Her2- and EGFR-targeted liposomal epirubicin.
Periodical:American Association for Cancer Research
Index Medicus: AACR
Authors: Guo et al.
Yr: 2003 Vol: March Nbr: Abs: Pg:

Immunoliposomes target EGFR-overexpressing brand and other tumors for efficient drug delivery and enhanced efficacy.
Periodical:American Society for Clinical Oncology
Index Medicus: Am Soc Clin Oncol
Authors: Mamot et al.
Yr: 2003 Vol: Nbr: Abs: Pg:

Membrane determinants of in vivo drug clearance and anti-tumor efficacy with liposomal duxorubicin.
Periodical:Am. Assoc. Pharm. Sci.
Index Medicus: Am Assoc Pharm Sci
Authors: Noble et al.
Yr: 2003 Vol: Nbr: Abs: Pg:

Membrane determinants of long circulation and in vivo liposomal drug efficacy.
Periodical:American Association for Cancer Research
Index Medicus: AACR
Authors: Noble et al.
Yr: 2003 Vol: March Nbr: Abs: Pg:

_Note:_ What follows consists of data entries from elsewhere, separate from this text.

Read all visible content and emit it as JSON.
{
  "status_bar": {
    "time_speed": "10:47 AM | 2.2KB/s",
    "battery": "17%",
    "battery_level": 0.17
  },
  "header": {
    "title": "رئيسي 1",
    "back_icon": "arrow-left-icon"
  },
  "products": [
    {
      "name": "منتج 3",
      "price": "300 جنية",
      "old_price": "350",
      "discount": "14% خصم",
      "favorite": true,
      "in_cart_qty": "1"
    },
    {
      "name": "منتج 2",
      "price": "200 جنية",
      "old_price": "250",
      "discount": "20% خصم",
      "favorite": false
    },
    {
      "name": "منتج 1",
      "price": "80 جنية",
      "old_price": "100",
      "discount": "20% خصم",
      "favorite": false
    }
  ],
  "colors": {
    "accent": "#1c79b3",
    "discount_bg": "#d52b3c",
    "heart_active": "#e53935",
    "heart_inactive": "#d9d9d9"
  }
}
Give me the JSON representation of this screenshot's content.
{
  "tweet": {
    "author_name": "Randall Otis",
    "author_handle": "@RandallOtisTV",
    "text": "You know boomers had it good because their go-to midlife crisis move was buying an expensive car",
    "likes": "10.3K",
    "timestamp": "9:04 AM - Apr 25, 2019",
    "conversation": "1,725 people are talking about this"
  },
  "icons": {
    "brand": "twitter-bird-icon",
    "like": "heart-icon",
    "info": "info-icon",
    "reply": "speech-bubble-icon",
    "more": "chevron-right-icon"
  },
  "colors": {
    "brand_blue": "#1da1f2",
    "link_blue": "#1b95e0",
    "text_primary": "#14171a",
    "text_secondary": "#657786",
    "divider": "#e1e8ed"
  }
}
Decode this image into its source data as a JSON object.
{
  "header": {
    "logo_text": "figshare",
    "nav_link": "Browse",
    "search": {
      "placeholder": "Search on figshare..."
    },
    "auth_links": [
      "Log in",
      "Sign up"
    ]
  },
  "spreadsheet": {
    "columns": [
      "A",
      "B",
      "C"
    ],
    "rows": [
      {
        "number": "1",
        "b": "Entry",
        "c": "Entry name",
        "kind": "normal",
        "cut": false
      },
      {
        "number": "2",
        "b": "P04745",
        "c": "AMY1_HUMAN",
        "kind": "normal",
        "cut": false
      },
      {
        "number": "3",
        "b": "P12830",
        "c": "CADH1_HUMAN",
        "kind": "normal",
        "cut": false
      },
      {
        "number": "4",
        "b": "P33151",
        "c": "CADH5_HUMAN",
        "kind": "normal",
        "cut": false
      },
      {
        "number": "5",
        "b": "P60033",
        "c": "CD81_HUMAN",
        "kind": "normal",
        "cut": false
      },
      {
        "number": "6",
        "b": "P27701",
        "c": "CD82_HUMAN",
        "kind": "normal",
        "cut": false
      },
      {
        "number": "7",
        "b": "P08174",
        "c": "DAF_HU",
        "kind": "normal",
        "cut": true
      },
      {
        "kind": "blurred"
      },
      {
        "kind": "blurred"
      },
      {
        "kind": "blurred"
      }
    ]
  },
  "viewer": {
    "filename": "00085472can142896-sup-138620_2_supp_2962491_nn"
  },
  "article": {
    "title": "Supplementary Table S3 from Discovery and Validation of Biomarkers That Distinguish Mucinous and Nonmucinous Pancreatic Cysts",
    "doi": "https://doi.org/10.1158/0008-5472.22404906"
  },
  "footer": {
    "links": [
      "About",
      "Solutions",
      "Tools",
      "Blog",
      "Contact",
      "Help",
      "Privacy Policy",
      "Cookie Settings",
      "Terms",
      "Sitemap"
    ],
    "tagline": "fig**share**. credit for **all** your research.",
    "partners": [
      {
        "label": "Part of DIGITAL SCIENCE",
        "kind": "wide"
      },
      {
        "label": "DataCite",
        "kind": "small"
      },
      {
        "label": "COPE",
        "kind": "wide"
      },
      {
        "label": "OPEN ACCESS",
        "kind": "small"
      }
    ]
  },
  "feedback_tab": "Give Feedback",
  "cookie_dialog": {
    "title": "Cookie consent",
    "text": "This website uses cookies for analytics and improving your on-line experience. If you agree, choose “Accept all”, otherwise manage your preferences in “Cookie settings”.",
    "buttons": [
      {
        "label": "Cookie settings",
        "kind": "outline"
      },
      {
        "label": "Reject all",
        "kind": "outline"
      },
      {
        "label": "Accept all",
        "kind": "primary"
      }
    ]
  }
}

Epidermal Growth Factor Receptor (EGFR)-targeted Immunoliposomes Mediate Specific and Efficient Drug Delivery to EGFR- and EGFRvIII-overexpressing Tumor Cells.
Periodical:Cancer Research
Index Medicus: Cancer Res
Authors: Mamot C, Drummond DC, Greiser U, Hong K, Kirpotin DB, Marks JD, Park JW
Yr: 2003 Vol: 63 Nbr: 12 Abs: Pg:3154-3161